It's been a while since we've seen a new game from John Cooney, aka jmtb02, but his new jump-and-run game Exit Path more than makes up for the long wait with a non-stop, single-and-multiplayer feast for the senses.
Similar to his elephant series of games, you'll be running and jumping the screen with either the [WASD] or [arrow] keys, trying to make your way through a number of screens, each with its own set of challenges. But that's about where the similarities end. For starters, I can't ever remember the elephant being tempted with freedom in a dystopian future, and I'm SURE that pachyderm never had to dodge vicious death machines at every turn. As if that weren't enough, there are going to be some jumps that are just too far to make on your own, and that's where "flow" comes in. Once you've run constantly in any direction for enough time, you'll be able to hold down either [spacebar] or [shift] and move at incredible speeds, getting enough momentum to clear huge gaps and make it past falling traps.
In jmtb02 tradition, Exit Path is filled with achievements, the reward for each one being a new piece of "flair" that you can use to customize your character, make it a bit more personal (but don't worry, 15 pieces are not required for proper performance). And that personality is going to be important once you get into multiplayer mode, where you'll be playing under an automatically assigned guest name, unless you already have an Armor Games account, which will be used instead. Multiplayer takes you directly to a lobby until the next game starts, and then it's a frantic race to the finish against four other contestants. Winner gets pride, glory, and experience points, and the loser shall live forever in shame. Or just try again. Depends on your determination level.
Analysis: Okay, let's go ahead and get the obvious Portal comparisons out of the way. Yes, there's the obligatory all-powerful controlling force with empty promises of freedom, but that's hardly a new theme. At least this game had the courtesy not to offer us cake. Instead, he offers us screen after screen of spikes, lasers, and eye-popping acrobatics. John has proven himself more than capable of making a wide variety of games, but some of his best work seems to lie in creating fast-paced, action-packed games, and he certainly hasn't missed the mark with this one. The need to move quickly is integrated directly into gameplay, not only with the constantly ticking clock, but also the need to build up "flow" by keeping up a constant momentum.
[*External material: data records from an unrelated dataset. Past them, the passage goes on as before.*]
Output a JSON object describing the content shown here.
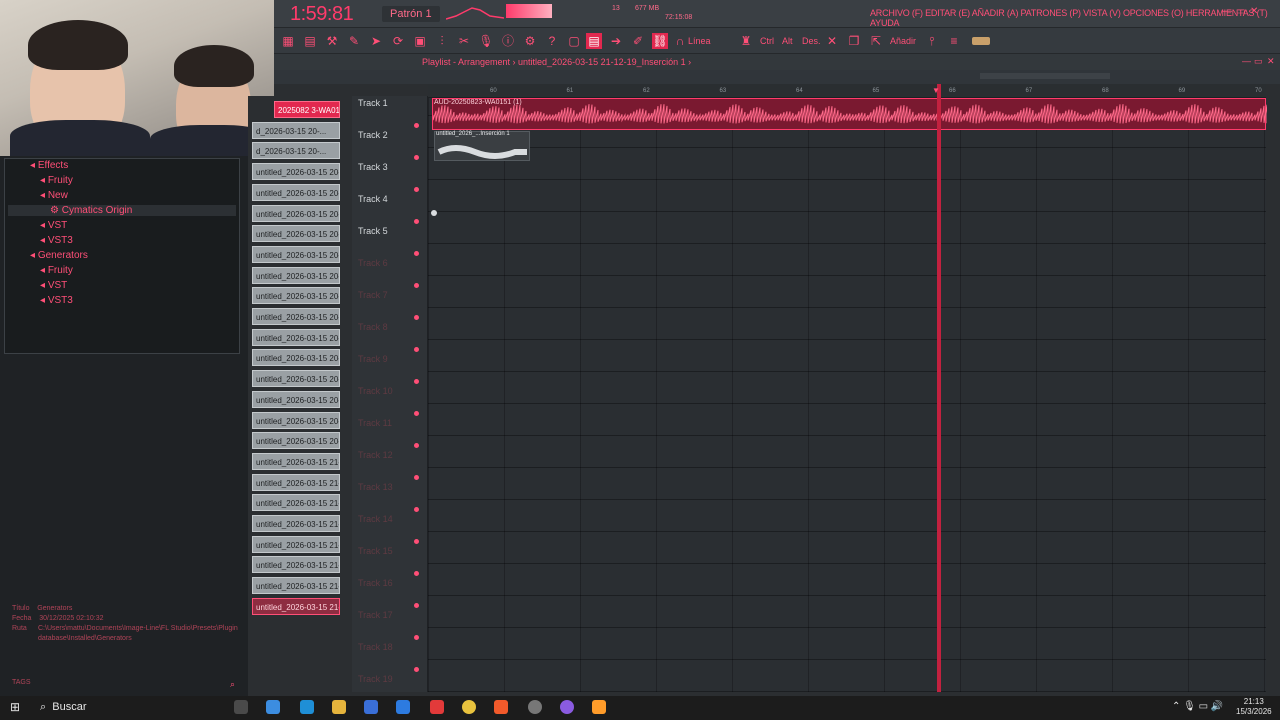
{
  "transport": {
    "time": "1:59:81",
    "pattern": "Patrón 1",
    "memory": "677 MB",
    "clock2": "72:15:08",
    "counter": "13"
  },
  "menu": {
    "text": "ARCHIVO (F) EDITAR (E) AÑADIR (A) PATRONES (P) VISTA (V) OPCIONES (O) HERRAMIENTAS (T) AYUDA"
  },
  "toolbar": {
    "mode_label": "Línea",
    "ctrl": "Ctrl",
    "alt": "Alt",
    "des": "Des.",
    "add": "Añadir"
  },
  "browser": {
    "items": [
      {
        "label": "Effects",
        "level": 1,
        "icon": "folder-icon"
      },
      {
        "label": "Fruity",
        "level": 2,
        "icon": "folder-icon"
      },
      {
        "label": "New",
        "level": 2,
        "icon": "folder-icon"
      },
      {
        "label": "Cymatics Origin",
        "level": 3,
        "icon": "gear-icon"
      },
      {
        "label": "VST",
        "level": 2,
        "icon": "folder-icon"
      },
      {
        "label": "VST3",
        "level": 2,
        "icon": "folder-icon"
      },
      {
        "label": "Generators",
        "level": 1,
        "icon": "folder-icon"
      },
      {
        "label": "Fruity",
        "level": 2,
        "icon": "folder-icon"
      },
      {
        "label": "VST",
        "level": 2,
        "icon": "folder-icon"
      },
      {
        "label": "VST3",
        "level": 2,
        "icon": "folder-icon"
      }
    ],
    "meta": {
      "title_label": "Título",
      "title_value": "Generators",
      "date_label": "Fecha",
      "date_value": "30/12/2025 02:10:32",
      "path_label": "Ruta",
      "path_value": "C:\\Users\\mattu\\Documents\\Image-Line\\FL Studio\\Presets\\Plugin database\\Installed\\Generators"
    },
    "tags": "TAGS"
  },
  "clips": [
    "2025082 3-WA01...",
    "d_2026-03-15 20-...",
    "d_2026-03-15 20-...",
    "untitled_2026-03-15 20-...",
    "untitled_2026-03-15 20-...",
    "untitled_2026-03-15 20-...",
    "untitled_2026-03-15 20-...",
    "untitled_2026-03-15 20-...",
    "untitled_2026-03-15 20-...",
    "untitled_2026-03-15 20-...",
    "untitled_2026-03-15 20-...",
    "untitled_2026-03-15 20-...",
    "untitled_2026-03-15 20-...",
    "untitled_2026-03-15 20-...",
    "untitled_2026-03-15 20-...",
    "untitled_2026-03-15 20-...",
    "untitled_2026-03-15 20-...",
    "untitled_2026-03-15 21-...",
    "untitled_2026-03-15 21-...",
    "untitled_2026-03-15 21-...",
    "untitled_2026-03-15 21-...",
    "untitled_2026-03-15 21-...",
    "untitled_2026-03-15 21-...",
    "untitled_2026-03-15 21-...",
    "untitled_2026-03-15 21-..."
  ],
  "playlist": {
    "title": "Playlist - Arrangement › untitled_2026-03-15 21-12-19_Inserción 1 ›",
    "tracks": [
      "Track 1",
      "Track 2",
      "Track 3",
      "Track 4",
      "Track 5",
      "Track 6",
      "Track 7",
      "Track 8",
      "Track 9",
      "Track 10",
      "Track 11",
      "Track 12",
      "Track 13",
      "Track 14",
      "Track 15",
      "Track 16",
      "Track 17",
      "Track 18",
      "Track 19"
    ],
    "ruler": [
      "60",
      "61",
      "62",
      "63",
      "64",
      "65",
      "66",
      "67",
      "68",
      "69",
      "70"
    ],
    "audio_clip_label": "AUD-20250823-WA0151 (1)",
    "small_clip_label": "untitled_2026_...Inserción 1"
  },
  "taskbar": {
    "search": "Buscar",
    "time": "21:13",
    "date": "15/3/2026"
  },
  "colors": {
    "accent": "#ff4f77",
    "bg": "#2a2e32"
  }
}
There are also hard to reach collectibles, and a few challenges that you'll have to think about before jumping into, so there are going to be some times you'll want to go a little slower, but even then, there's still an overbearing sense of urgency.
Flash games have always had a difficult time in getting multiplayer right, but Exit Path may be the best attempt we've seen. With auto-matching, auto-leveling, and a wide variety of courses to run through, the games end up being evenly balanced and well-matched, so there's maximum fun with minimal skill imbalance. Granted, you'll want to have completed single player (excuse me, UNIplayer) mode first, so you have a basic understanding of what you're doing, but by the time you've made your way through that mode, you should feel big and empowered, ready to take on any other players out there who think they've got what it takes to be the best.
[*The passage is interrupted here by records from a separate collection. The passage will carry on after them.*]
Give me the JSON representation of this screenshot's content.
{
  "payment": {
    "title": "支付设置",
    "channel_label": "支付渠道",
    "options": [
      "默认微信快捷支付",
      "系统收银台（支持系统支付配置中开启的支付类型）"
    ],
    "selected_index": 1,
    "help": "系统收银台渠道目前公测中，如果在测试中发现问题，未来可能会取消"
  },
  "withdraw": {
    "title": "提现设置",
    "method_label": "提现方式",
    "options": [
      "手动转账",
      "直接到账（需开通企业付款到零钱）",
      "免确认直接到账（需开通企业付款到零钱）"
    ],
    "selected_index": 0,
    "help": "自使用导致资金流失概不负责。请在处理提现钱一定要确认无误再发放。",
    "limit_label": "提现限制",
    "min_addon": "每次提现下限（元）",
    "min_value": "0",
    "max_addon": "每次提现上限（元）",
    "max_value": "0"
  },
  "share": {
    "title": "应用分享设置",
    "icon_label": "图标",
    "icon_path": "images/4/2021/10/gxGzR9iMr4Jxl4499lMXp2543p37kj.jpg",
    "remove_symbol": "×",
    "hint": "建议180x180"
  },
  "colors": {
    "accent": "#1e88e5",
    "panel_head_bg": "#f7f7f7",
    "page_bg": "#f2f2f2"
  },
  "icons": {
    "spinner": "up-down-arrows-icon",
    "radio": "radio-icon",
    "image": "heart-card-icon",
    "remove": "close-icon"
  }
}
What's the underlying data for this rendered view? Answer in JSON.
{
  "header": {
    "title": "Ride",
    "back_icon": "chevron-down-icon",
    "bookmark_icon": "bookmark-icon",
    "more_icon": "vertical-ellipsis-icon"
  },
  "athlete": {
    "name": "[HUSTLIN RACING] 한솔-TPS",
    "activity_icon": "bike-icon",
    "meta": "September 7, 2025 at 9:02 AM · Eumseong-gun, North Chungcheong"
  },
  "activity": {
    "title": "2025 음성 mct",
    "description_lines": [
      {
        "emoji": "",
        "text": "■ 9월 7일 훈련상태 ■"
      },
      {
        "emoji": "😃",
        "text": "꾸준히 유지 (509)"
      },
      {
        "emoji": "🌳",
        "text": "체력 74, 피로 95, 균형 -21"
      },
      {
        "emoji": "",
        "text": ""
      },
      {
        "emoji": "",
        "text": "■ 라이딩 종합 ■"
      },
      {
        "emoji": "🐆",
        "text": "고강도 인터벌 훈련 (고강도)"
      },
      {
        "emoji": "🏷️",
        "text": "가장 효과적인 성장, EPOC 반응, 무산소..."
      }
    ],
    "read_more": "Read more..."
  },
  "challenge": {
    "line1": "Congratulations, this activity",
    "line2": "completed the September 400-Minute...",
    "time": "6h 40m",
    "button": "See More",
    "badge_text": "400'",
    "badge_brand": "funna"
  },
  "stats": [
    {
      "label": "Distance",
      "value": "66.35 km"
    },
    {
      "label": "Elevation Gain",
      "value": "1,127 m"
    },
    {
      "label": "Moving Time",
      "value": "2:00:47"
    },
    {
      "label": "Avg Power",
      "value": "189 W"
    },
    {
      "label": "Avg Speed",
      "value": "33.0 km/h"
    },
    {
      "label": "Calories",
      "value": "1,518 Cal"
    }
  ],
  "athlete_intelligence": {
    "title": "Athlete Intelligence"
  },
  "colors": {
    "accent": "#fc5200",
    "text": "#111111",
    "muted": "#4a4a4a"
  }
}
The controls can be very touchy, and some of the traps you have to make your way through are going to test your patience, but those of you who are already accustomed to John's style should have a lot to love in Exit Path. And for those of you who don't, well, there's always the audit room for you!